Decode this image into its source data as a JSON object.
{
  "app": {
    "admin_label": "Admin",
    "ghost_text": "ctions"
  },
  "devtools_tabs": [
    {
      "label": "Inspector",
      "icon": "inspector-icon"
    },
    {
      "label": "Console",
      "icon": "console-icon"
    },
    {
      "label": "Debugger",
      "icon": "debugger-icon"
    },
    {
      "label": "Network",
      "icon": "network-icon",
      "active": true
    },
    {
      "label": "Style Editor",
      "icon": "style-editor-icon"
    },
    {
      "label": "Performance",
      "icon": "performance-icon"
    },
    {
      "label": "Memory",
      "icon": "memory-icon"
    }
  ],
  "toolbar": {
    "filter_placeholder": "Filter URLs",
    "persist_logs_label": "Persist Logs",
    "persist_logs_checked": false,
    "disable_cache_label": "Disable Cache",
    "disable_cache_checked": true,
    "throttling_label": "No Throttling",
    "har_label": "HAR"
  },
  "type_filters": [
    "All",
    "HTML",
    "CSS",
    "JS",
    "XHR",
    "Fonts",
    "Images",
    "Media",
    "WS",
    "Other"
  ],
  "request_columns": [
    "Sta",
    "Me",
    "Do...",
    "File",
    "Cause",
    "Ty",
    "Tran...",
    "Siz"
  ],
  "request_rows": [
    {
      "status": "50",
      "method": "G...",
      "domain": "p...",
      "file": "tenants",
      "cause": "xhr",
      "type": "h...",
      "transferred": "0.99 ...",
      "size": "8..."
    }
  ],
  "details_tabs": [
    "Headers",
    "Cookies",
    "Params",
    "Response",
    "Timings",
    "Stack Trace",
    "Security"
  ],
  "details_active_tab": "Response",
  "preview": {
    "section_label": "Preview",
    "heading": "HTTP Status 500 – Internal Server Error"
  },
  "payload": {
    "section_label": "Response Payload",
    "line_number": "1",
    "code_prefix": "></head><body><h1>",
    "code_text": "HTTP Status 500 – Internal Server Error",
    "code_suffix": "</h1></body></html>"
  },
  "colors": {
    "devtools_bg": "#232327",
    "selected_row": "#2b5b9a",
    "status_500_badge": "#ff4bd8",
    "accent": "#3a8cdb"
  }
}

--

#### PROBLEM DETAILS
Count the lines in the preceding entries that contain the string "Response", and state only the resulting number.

#### ANSWER
3